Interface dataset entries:
%%
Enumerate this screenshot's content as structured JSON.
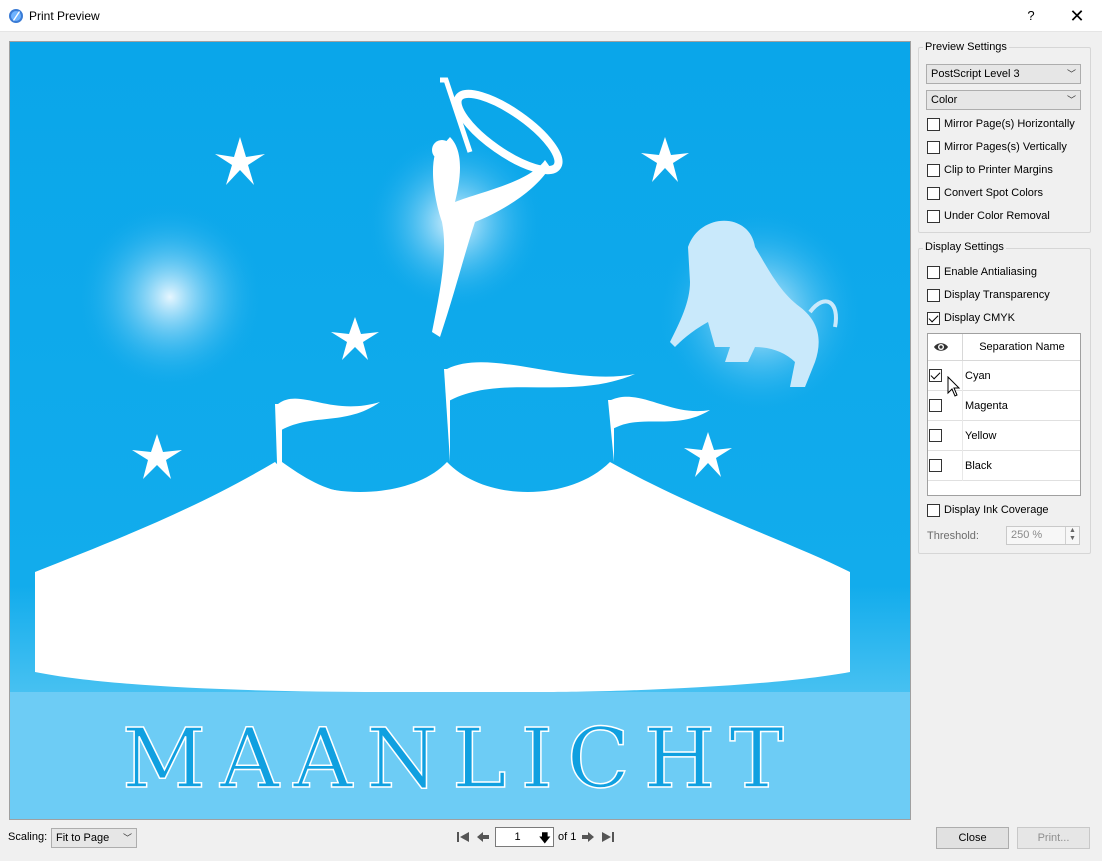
{
  "window": {
    "title": "Print Preview",
    "help_label": "?",
    "close_label": "✕"
  },
  "preview_image": {
    "text": "MAANLICHT"
  },
  "preview_settings": {
    "group_label": "Preview Settings",
    "postscript_level": "PostScript Level 3",
    "color_mode": "Color",
    "options": [
      {
        "label": "Mirror Page(s) Horizontally",
        "checked": false
      },
      {
        "label": "Mirror Pages(s) Vertically",
        "checked": false
      },
      {
        "label": "Clip to Printer Margins",
        "checked": false
      },
      {
        "label": "Convert Spot Colors",
        "checked": false
      },
      {
        "label": "Under Color Removal",
        "checked": false
      }
    ]
  },
  "display_settings": {
    "group_label": "Display Settings",
    "options": [
      {
        "label": "Enable Antialiasing",
        "checked": false
      },
      {
        "label": "Display Transparency",
        "checked": false
      },
      {
        "label": "Display CMYK",
        "checked": true
      }
    ],
    "separations": {
      "header": "Separation Name",
      "rows": [
        {
          "name": "Cyan",
          "visible": true
        },
        {
          "name": "Magenta",
          "visible": false
        },
        {
          "name": "Yellow",
          "visible": false
        },
        {
          "name": "Black",
          "visible": false
        }
      ]
    },
    "ink_coverage": {
      "label": "Display Ink Coverage",
      "checked": false
    },
    "threshold": {
      "label": "Threshold:",
      "value": "250 %"
    }
  },
  "footer": {
    "scaling_label": "Scaling:",
    "scaling_value": "Fit to Page",
    "page_number": "1",
    "page_total_text": "of 1",
    "close_button": "Close",
    "print_button": "Print..."
  }
}
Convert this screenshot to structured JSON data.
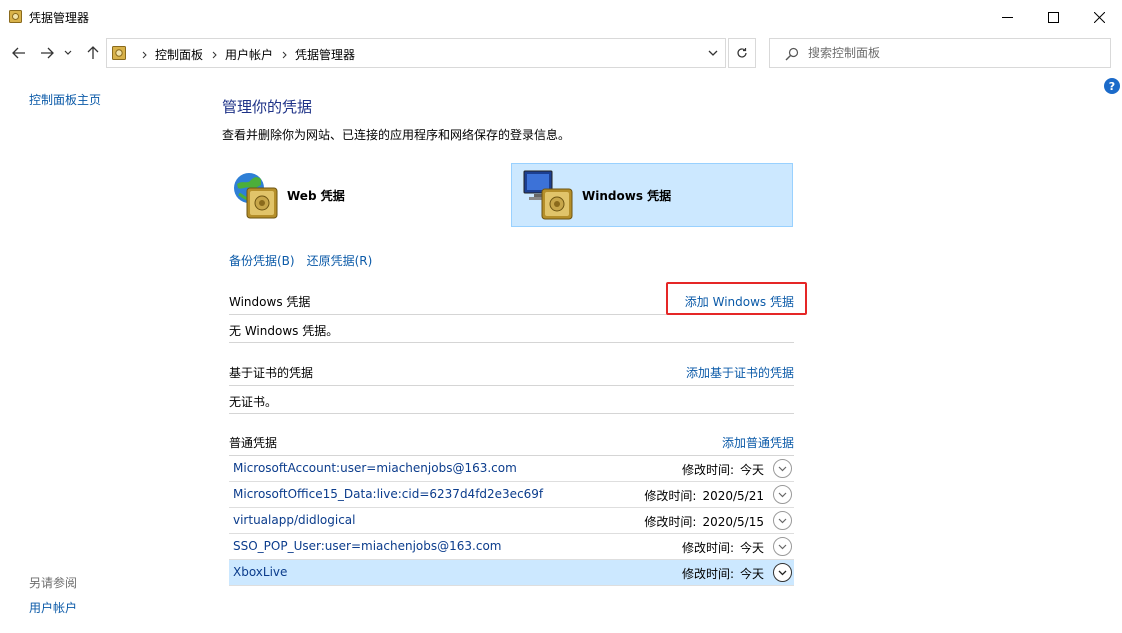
{
  "window": {
    "title": "凭据管理器"
  },
  "address": {
    "crumbs": [
      "控制面板",
      "用户帐户",
      "凭据管理器"
    ]
  },
  "search": {
    "placeholder": "搜索控制面板"
  },
  "help": "?",
  "left": {
    "home_link": "控制面板主页",
    "see_also": "另请参阅",
    "user_accounts": "用户帐户"
  },
  "main": {
    "heading": "管理你的凭据",
    "subtext": "查看并删除你为网站、已连接的应用程序和网络保存的登录信息。",
    "tiles": {
      "web": "Web 凭据",
      "windows": "Windows 凭据"
    },
    "backup": "备份凭据(B)",
    "restore": "还原凭据(R)",
    "sections": {
      "windows": {
        "title": "Windows 凭据",
        "add": "添加 Windows 凭据",
        "empty": "无 Windows 凭据。"
      },
      "cert": {
        "title": "基于证书的凭据",
        "add": "添加基于证书的凭据",
        "empty": "无证书。"
      },
      "generic": {
        "title": "普通凭据",
        "add": "添加普通凭据"
      }
    },
    "modified_label": "修改时间:",
    "generic_items": [
      {
        "name": "MicrosoftAccount:user=miachenjobs@163.com",
        "modified": "今天"
      },
      {
        "name": "MicrosoftOffice15_Data:live:cid=6237d4fd2e3ec69f",
        "modified": "2020/5/21"
      },
      {
        "name": "virtualapp/didlogical",
        "modified": "2020/5/15"
      },
      {
        "name": "SSO_POP_User:user=miachenjobs@163.com",
        "modified": "今天"
      },
      {
        "name": "XboxLive",
        "modified": "今天"
      }
    ]
  },
  "colors": {
    "accent": "#0b5aa8",
    "heading": "#1e3287",
    "selected_bg": "#cce8ff",
    "highlight": "#e52626"
  }
}
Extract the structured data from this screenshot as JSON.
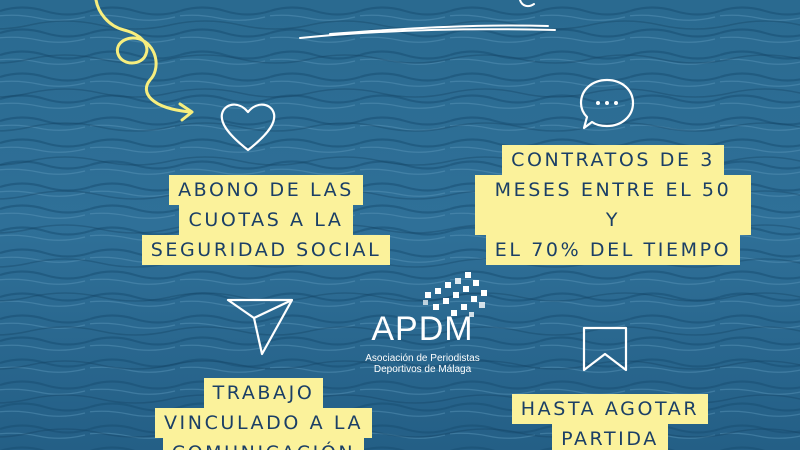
{
  "colors": {
    "sea": "#2f6e93",
    "sea_dark": "#174d6e",
    "label_bg": "#fbf29b",
    "label_text": "#1b3f66",
    "accent_yellow": "#f7ee7e",
    "white": "#ffffff"
  },
  "icons": [
    "curly-arrow-icon",
    "heart-icon",
    "chat-bubble-icon",
    "send-icon",
    "bookmark-icon",
    "swoosh-underline-icon"
  ],
  "benefits": [
    {
      "lines": [
        "ABONO DE LAS",
        "CUOTAS A LA",
        "SEGURIDAD SOCIAL"
      ]
    },
    {
      "lines": [
        "CONTRATOS DE 3",
        "MESES ENTRE EL 50 Y",
        "EL 70% DEL TIEMPO"
      ]
    },
    {
      "lines": [
        "TRABAJO",
        "VINCULADO A LA",
        "COMUNICACIÓN"
      ]
    },
    {
      "lines": [
        "HASTA AGOTAR",
        "PARTIDA"
      ]
    }
  ],
  "logo": {
    "name": "APDM",
    "subtitle_lines": [
      "Asociación de Periodistas",
      "Deportivos de Málaga"
    ]
  }
}
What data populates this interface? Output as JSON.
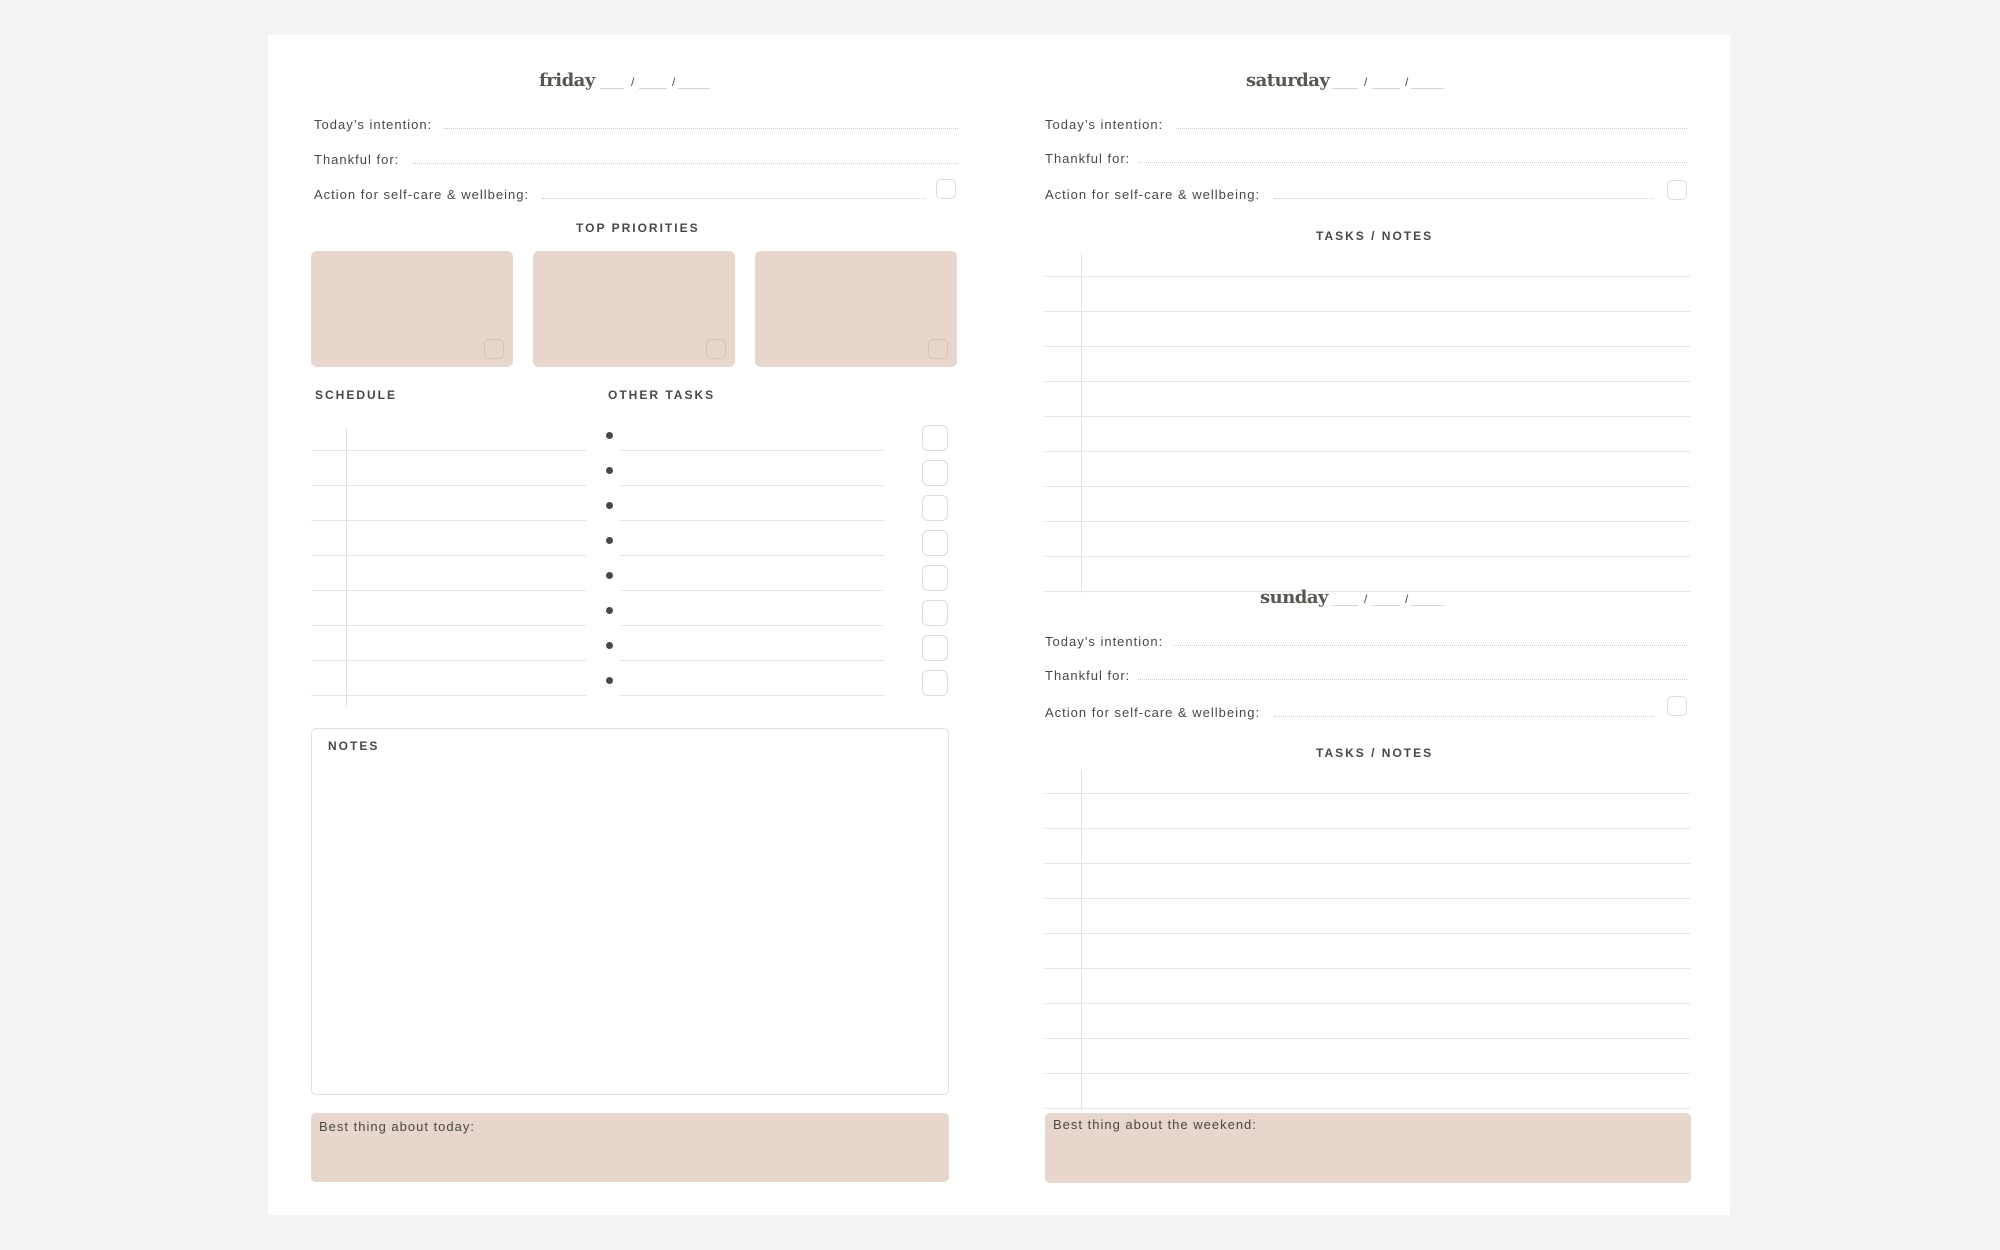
{
  "friday": {
    "day": "friday",
    "date_sep": "/",
    "intention_label": "Today’s intention:",
    "thankful_label": "Thankful for:",
    "selfcare_label": "Action for self-care & wellbeing:",
    "top_priorities_heading": "TOP PRIORITIES",
    "schedule_heading": "SCHEDULE",
    "other_tasks_heading": "OTHER TASKS",
    "notes_heading": "NOTES",
    "best_label": "Best thing about today:"
  },
  "saturday": {
    "day": "saturday",
    "date_sep": "/",
    "intention_label": "Today’s intention:",
    "thankful_label": "Thankful for:",
    "selfcare_label": "Action for self-care & wellbeing:",
    "tasks_heading": "TASKS / NOTES"
  },
  "sunday": {
    "day": "sunday",
    "date_sep": "/",
    "intention_label": "Today’s intention:",
    "thankful_label": "Thankful for:",
    "selfcare_label": "Action for self-care & wellbeing:",
    "tasks_heading": "TASKS / NOTES",
    "best_label": "Best thing about the weekend:"
  },
  "colors": {
    "accent_box": "#e6d6cc",
    "text": "#4a4845",
    "page": "#ffffff",
    "background": "#f4f3f1"
  }
}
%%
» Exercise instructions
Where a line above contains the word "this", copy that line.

» Exercise solution
Enumerate this screenshot's content as structured JSON.
Convert this screenshot to structured JSON data.
Extract the structured data from this screenshot as JSON.
What data populates this interface? Output as JSON.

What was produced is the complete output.